“Once the understory is gone, the forest is functionally gone,” a Fairfax County government biologist said.

The deer concentration in Fairfax should be about 15 to 20 per square mile, but some places are estimated to have more than 400 per square mile. Other suburban counties, such as Montgomery and Loudoun, are also struggling with an overabundance.

“We’re trying to get more hunters out in the woods. Obviously, we can’t introduce wolves again,” said the Fairfax biologist, who spoke on the condition that he not be identified because he wasn’t authorized to be quoted by name.

That’s why we need people such as Brown. He hunts six days a week, except when it rains. He’s one of about 100 volunteer hunters working for Suburban Whitetail Management of Northern Virginia.

The nonprofit organization kills deer at the request of homeowners, businesses and local governments.
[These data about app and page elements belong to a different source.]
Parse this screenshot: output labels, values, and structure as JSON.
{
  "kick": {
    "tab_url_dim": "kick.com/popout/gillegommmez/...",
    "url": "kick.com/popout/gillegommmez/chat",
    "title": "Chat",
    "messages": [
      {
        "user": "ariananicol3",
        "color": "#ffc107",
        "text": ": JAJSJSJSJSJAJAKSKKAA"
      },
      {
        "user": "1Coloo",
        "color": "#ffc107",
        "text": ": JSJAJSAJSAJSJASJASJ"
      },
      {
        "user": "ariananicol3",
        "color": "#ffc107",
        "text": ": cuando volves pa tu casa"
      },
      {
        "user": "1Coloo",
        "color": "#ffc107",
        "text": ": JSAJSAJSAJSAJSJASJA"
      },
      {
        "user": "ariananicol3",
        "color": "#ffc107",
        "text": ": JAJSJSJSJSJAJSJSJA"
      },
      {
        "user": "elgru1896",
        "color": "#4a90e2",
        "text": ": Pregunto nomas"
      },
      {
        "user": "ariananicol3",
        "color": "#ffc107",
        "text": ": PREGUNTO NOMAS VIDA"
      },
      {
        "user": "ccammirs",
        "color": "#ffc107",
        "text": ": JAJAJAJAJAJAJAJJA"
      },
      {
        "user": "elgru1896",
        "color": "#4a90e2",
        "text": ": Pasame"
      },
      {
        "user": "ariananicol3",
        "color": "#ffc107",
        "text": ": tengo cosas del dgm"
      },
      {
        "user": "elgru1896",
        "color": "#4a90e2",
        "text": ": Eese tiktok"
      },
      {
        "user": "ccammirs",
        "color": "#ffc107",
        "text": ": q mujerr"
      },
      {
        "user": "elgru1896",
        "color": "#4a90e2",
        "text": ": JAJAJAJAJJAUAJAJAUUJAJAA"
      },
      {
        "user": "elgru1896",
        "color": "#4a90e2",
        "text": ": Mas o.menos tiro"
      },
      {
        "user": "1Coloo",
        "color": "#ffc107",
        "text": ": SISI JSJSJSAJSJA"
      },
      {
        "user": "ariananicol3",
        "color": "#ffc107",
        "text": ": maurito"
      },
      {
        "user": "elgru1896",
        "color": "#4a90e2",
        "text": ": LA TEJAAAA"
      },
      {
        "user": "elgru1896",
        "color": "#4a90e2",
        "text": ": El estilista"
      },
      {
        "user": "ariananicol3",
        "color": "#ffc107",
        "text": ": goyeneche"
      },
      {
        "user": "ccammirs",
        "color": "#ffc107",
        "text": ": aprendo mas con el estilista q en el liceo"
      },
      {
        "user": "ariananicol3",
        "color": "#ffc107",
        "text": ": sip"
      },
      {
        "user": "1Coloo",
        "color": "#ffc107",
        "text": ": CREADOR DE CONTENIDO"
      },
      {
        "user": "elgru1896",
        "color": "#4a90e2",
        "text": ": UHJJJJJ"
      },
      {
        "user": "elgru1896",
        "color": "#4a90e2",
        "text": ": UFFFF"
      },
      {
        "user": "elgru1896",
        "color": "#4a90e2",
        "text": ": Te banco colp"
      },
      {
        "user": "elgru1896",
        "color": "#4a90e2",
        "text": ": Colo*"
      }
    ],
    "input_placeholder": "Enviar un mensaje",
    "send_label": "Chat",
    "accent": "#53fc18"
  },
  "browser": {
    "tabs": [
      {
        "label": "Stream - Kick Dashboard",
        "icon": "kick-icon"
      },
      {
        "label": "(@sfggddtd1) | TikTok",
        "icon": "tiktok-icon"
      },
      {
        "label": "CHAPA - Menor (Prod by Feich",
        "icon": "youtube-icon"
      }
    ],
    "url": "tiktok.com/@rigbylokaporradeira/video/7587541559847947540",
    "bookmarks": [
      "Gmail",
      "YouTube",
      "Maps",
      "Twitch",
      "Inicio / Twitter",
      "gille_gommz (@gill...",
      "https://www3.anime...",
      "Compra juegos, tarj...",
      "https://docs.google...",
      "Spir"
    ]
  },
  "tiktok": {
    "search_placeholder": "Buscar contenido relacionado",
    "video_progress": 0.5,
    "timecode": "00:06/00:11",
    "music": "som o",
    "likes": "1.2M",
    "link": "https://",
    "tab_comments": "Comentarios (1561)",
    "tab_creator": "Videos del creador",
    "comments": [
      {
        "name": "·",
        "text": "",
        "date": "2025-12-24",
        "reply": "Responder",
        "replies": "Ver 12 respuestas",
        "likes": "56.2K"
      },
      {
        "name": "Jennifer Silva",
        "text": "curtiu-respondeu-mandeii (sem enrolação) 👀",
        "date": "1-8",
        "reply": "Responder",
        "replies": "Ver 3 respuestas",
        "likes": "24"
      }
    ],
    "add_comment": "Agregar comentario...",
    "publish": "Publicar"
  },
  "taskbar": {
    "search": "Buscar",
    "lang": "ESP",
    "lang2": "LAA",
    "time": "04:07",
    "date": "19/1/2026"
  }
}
The group has killed more than 550 this year in Northern Virginia, including about a dozen in the woods where we sat in McLean.

Brown’s group, and others like it, supplement the work of police sharpshooters who kill deer on county parklands in managed hunts.

Brown, 53, who retired from the mortgage finance industry three years ago, said he hunts partly for sport but also as a public service. Suburban hunting, which tends to be on small lots with little opportunity to track the deer or take long shots, isn’t especially fun.

“Most of our members look at it more for what it is: reducing the deer herd. Most of us go elsewhere for the recreational type of hunting,” Brown said.

Bowhunting has critics but is practical. It’s quieter than using firearms and less likely to injure bystanders. Also, the use of firearms is tightly restricted in Fairfax.

Opponents such as People for the Ethical Treatment of Animals condemn bowhunting as inhumane, saying too many deer survive being shot and are then tormented by arrows carried in their flesh. Brown said his group consistently kills 19 out of 20 deer that it shoots.

The critics “don’t have any supporting evidence that it’s cruel,” he said. “Death is death. There’s no answer to that.”

Critics also say contraception should be used to control the deer population, but both the Fairfax and Montgomery governments say that’s unworkable right now. The only drug approved for use on deer can be administered only by capturing the deer and injecting them by hand, which is too costly to do with a large, wild population.

Given all that, I’m happy to see the hunters head out. They’re helping to manage a serious problem. Just don’t make me watch.